▶ **Assigned task**
All lines containing the string "date" must be copied from the entries.

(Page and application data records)
>>>>>

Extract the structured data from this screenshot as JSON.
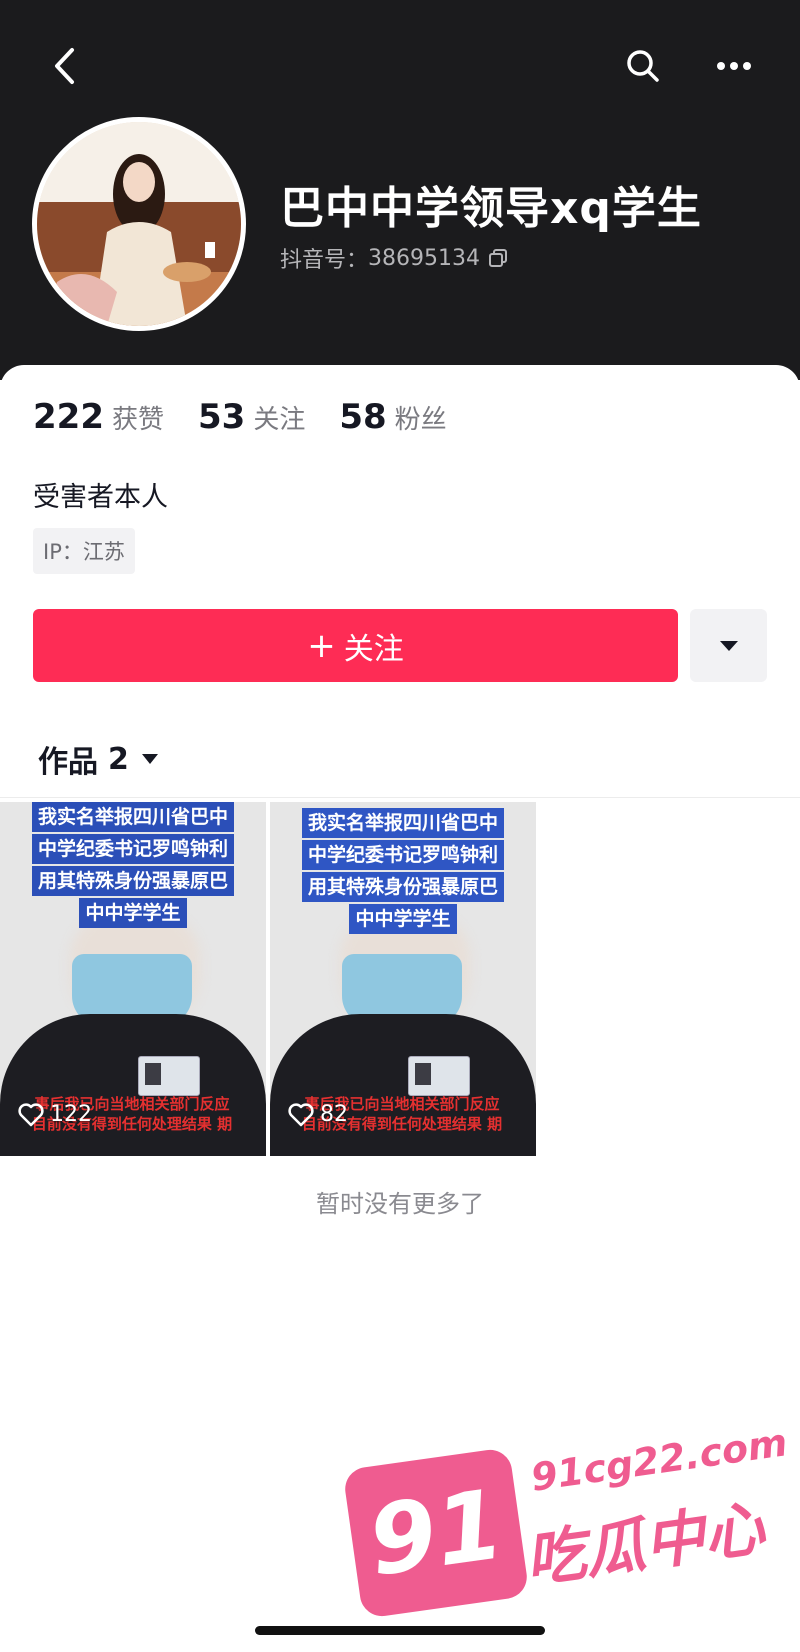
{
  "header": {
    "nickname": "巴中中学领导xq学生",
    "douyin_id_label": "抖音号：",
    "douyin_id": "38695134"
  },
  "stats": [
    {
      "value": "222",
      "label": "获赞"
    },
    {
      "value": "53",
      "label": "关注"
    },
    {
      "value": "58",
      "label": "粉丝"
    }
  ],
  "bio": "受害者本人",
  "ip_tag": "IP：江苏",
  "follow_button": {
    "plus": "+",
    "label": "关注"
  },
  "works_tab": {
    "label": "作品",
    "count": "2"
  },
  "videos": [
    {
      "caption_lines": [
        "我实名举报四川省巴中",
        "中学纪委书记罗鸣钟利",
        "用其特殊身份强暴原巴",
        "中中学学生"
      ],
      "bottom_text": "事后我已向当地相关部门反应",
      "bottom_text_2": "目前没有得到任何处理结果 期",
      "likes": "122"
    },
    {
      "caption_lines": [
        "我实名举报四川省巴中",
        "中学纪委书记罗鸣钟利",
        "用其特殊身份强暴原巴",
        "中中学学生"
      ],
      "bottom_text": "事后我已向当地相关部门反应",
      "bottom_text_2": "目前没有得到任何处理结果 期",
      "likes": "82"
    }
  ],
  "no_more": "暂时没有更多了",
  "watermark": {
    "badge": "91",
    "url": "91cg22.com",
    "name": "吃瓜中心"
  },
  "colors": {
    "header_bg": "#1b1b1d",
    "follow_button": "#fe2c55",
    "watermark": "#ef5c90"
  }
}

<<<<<
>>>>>

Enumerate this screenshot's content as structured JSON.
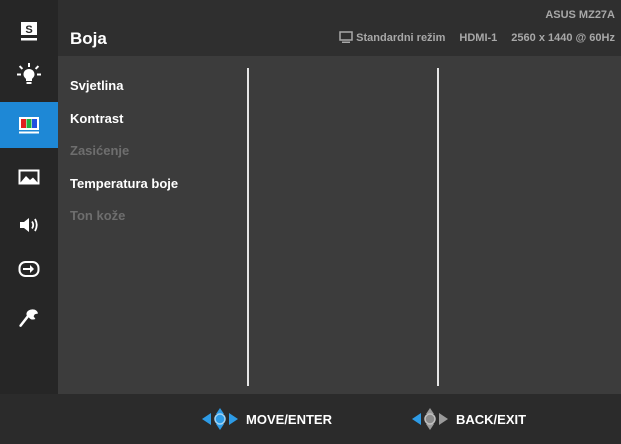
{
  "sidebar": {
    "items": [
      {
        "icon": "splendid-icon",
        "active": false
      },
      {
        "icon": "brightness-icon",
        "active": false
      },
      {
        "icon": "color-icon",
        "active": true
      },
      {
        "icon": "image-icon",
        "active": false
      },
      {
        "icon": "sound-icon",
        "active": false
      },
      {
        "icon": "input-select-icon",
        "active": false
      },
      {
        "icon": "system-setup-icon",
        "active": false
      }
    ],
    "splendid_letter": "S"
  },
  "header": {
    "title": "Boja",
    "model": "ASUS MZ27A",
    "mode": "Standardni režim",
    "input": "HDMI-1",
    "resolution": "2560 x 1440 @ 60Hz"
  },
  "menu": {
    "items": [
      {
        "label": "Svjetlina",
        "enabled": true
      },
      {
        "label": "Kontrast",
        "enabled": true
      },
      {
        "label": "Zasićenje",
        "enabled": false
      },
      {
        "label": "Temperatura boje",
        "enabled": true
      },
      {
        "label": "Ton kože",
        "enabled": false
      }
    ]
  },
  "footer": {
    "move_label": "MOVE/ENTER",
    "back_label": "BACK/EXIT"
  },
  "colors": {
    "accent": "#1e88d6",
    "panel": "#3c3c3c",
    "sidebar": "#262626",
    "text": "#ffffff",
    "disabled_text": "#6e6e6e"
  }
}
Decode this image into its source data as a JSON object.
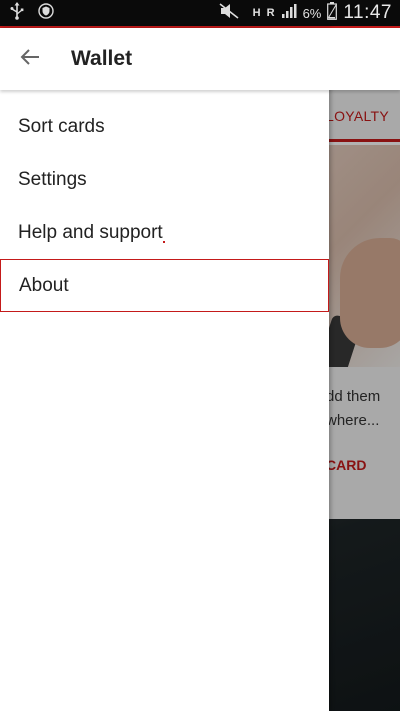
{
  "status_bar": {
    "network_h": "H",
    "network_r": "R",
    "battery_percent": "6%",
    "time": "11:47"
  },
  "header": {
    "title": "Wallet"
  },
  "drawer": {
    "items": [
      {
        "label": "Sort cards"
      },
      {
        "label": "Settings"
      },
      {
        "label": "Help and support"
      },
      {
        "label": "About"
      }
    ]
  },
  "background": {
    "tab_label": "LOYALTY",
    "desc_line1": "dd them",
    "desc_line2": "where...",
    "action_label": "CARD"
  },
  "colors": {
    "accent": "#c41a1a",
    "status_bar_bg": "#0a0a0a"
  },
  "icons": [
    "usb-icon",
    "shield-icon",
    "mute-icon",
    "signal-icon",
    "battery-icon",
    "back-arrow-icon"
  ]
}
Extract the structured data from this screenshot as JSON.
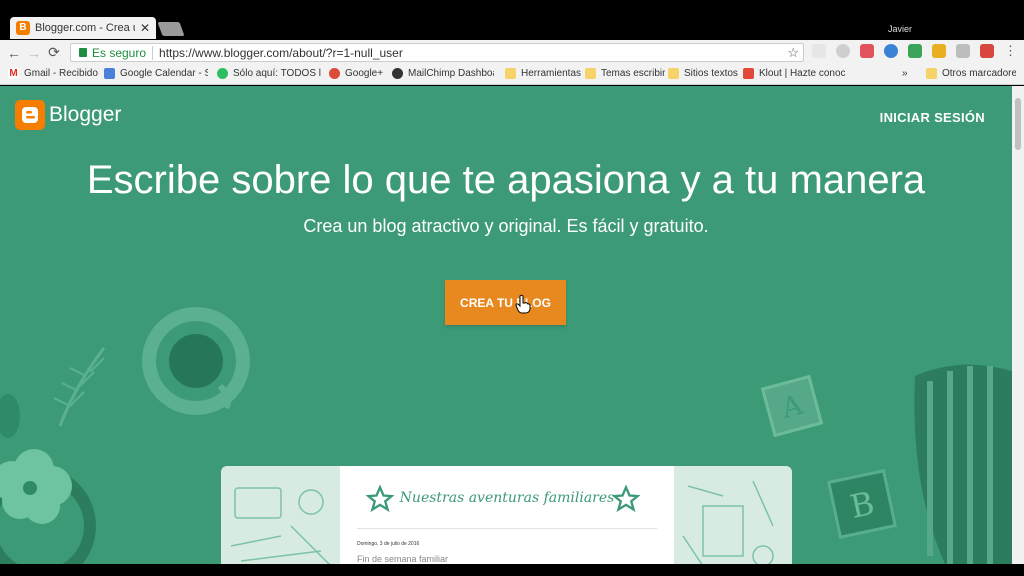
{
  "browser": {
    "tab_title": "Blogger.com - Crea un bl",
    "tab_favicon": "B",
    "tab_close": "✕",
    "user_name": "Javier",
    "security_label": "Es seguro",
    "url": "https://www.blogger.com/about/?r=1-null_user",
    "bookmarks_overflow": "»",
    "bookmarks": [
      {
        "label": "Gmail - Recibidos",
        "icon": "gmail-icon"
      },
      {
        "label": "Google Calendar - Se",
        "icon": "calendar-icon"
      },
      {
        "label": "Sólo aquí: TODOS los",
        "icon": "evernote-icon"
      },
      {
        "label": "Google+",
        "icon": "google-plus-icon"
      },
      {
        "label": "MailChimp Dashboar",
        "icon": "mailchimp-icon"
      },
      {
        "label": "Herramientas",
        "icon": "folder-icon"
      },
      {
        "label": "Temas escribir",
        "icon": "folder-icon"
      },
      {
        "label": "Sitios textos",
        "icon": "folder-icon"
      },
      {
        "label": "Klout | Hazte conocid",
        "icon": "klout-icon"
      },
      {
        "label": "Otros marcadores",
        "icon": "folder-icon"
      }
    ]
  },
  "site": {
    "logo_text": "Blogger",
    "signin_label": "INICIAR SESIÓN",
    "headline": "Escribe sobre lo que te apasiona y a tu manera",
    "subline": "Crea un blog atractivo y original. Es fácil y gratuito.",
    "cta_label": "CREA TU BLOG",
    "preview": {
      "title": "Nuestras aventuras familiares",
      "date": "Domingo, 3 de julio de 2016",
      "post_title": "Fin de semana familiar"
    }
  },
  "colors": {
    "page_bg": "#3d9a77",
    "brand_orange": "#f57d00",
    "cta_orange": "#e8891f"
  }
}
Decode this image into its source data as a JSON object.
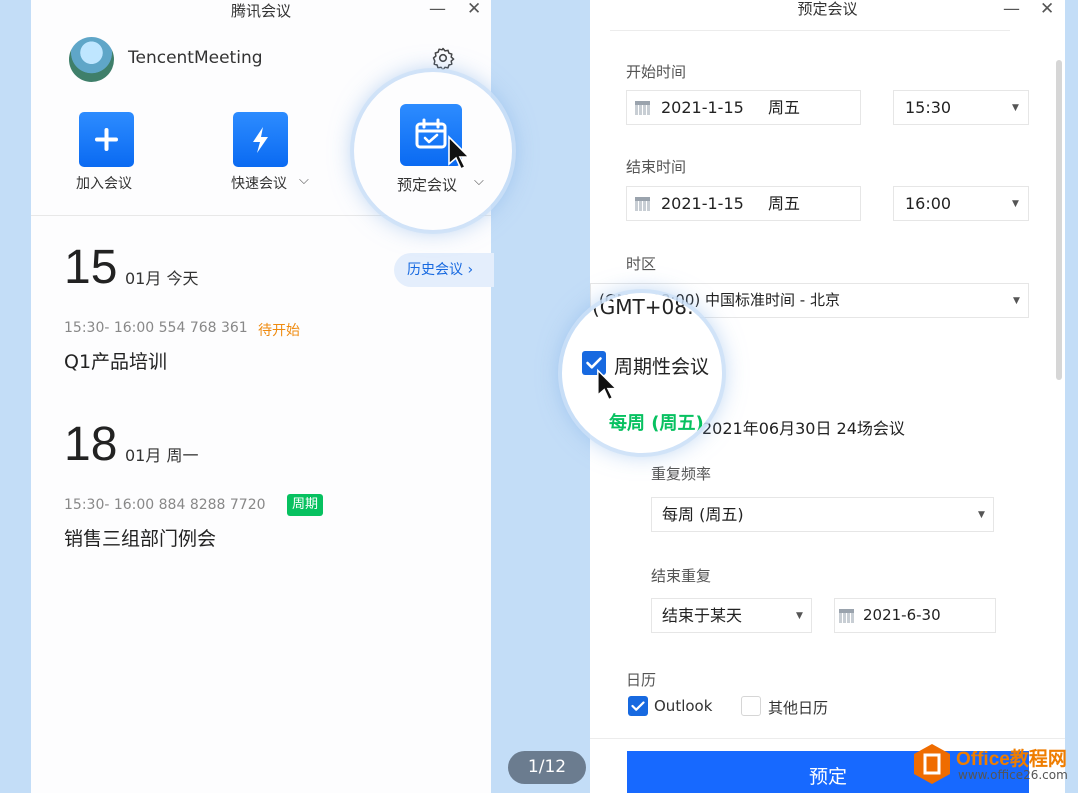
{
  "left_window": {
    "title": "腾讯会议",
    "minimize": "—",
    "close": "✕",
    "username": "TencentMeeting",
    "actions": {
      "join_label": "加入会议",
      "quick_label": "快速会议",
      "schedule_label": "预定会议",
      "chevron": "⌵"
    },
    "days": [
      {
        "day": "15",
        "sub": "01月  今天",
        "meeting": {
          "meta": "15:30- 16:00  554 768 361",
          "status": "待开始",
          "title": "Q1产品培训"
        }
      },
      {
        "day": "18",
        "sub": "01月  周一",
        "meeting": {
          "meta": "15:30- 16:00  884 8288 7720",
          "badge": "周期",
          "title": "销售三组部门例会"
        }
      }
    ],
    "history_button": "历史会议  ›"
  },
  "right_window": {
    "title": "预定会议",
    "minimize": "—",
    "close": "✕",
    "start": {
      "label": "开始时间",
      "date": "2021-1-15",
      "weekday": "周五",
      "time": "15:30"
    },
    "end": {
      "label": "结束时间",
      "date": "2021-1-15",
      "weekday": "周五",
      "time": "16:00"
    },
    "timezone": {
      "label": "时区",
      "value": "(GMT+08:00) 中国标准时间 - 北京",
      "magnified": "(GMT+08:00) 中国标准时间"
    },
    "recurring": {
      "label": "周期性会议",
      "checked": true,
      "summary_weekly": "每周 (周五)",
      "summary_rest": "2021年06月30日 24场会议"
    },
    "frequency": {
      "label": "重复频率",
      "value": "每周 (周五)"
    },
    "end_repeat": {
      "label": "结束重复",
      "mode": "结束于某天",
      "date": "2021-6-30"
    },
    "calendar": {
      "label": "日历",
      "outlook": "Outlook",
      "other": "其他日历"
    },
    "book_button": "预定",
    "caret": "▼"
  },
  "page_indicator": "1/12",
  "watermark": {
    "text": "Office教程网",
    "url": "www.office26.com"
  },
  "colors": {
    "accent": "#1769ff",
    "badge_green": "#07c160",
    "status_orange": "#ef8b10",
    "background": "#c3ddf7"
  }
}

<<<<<

▶ **Response to this exercise**
      "date": "Domingo, 3 de julio de 2016",
      "date": "2021-1-15",
      "date": "2021-1-15",
      "date": "2021-6-30"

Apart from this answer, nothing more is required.